It isn't clear to me why the fight of samesex couples for the right to marry should include any kind of expectation that they have a position on or need to defend against those who think their rights "entail" a defense of polygamy as well, or what have you. Especially if Rick man-on-dog Santorum or his ilk gets in on the conversation

The war is fought one battle at a time. Since polygamy is probably more marginal and hated at this time, there's no sense advocating for it while we advocate and fight for gay marriage. That helps the enemy. During the civil rights struggle of the 50s, when people were first arguing for desegregation, I suppose it would only have hurt their cause if they simultaneously argued for miscegenation.
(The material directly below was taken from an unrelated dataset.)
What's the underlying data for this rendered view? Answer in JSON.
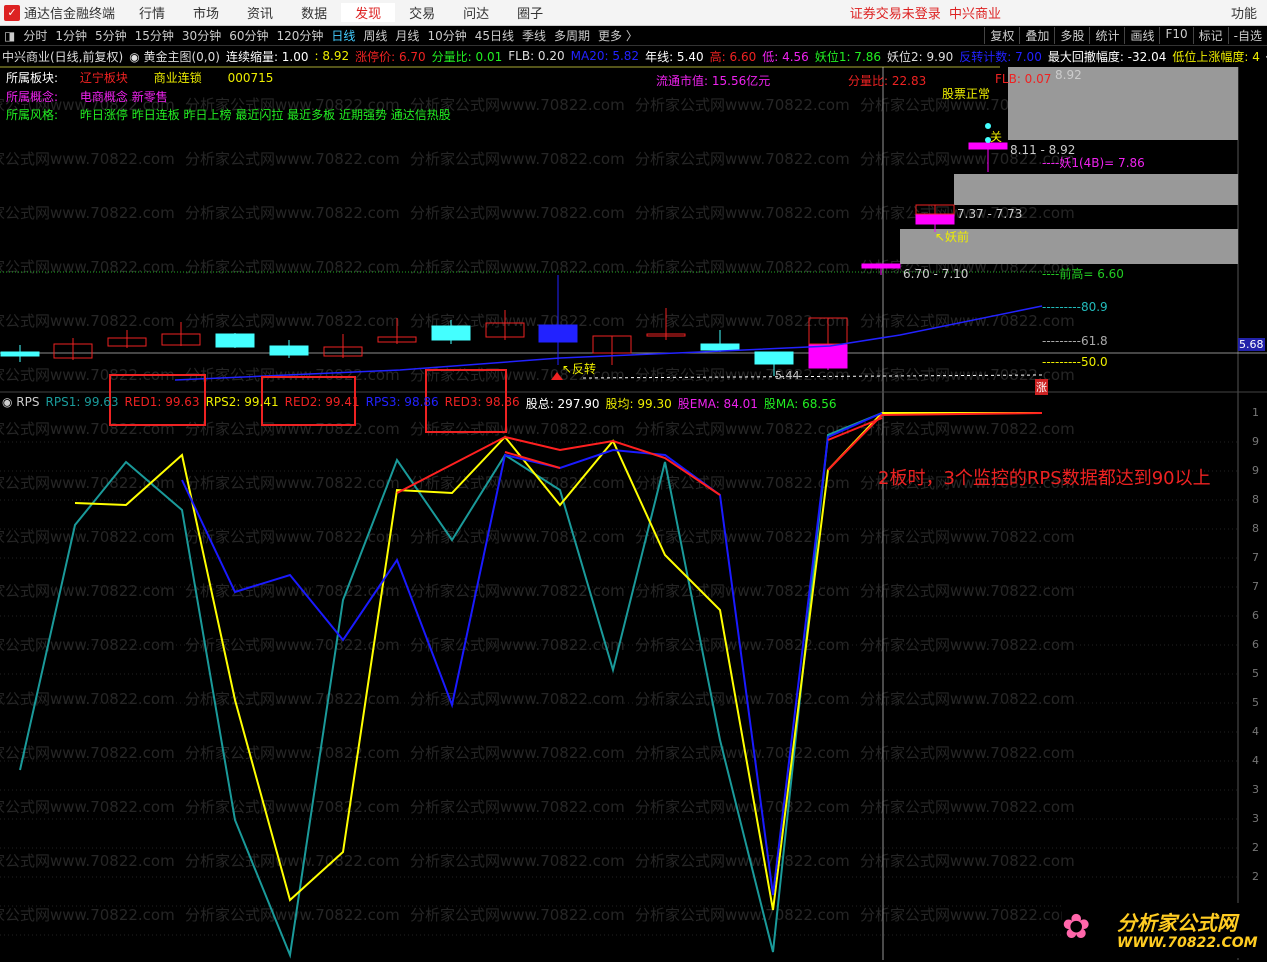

One battle at a time.

Also:

Like Robin I know some polyamorous folks and ethical sluts

I love that. Ethical slut. That needs to be a t-shirt.

Dale Carrico said...

Yeah, sounds like we're on the same page. Thanks for raising the point, I enjoyed thinking about it.

I love that. Ethical slut. That needs to be a t-shirt.

It's a book.

John Howard said...

In practice, we already allow people to have kids with multiple people at the same time, so we already allow polygamy. It's a silly restriction that a man should only be allowed to marry one of the women he is allowed to have children with. Unless we want to remind people that adultery is illegal and people should not have children with multiple people at the same time, we should definitely allow polygamy.

Dale Carrico said...

The first weird thing is the ease with which that word "allow" rolls off your tongue when talk turns to matters reproductive. The second weird thing is the way you immediately frame polygamy in terms of what a man wants vis-a-vis the women "he" has children with. Just saying.

Kathleen said...

Monogamy is a Roman Custom, imposed on the Roman Empire when Justinian in the third century. Possibly he did it
for tax reasons, I don't know.

Laws against forced marriages ought to be enforced and enacted where theydon't exist. Cousins should not be allowed to marry to prevent genetic disease.

A fleeting You Tube poster, "Metal Jacket" said that attention to the YFZ Ranch began in 2001-2002. There
was an attempt to raise the Texas Marriage Age [with parental consent] to Sixteen in
Order to be able to charge Jeffs with forced marriage of
14 year olds.

For this reason they had to
charge him in Utah for a forced
marriage that involved a state
line.

I think they should have been warned and the community warned
that new laws had been enacted
that were about to be enforced.

The way this was handled was
devastating and inept. The high
profile cases too old.

Kathleen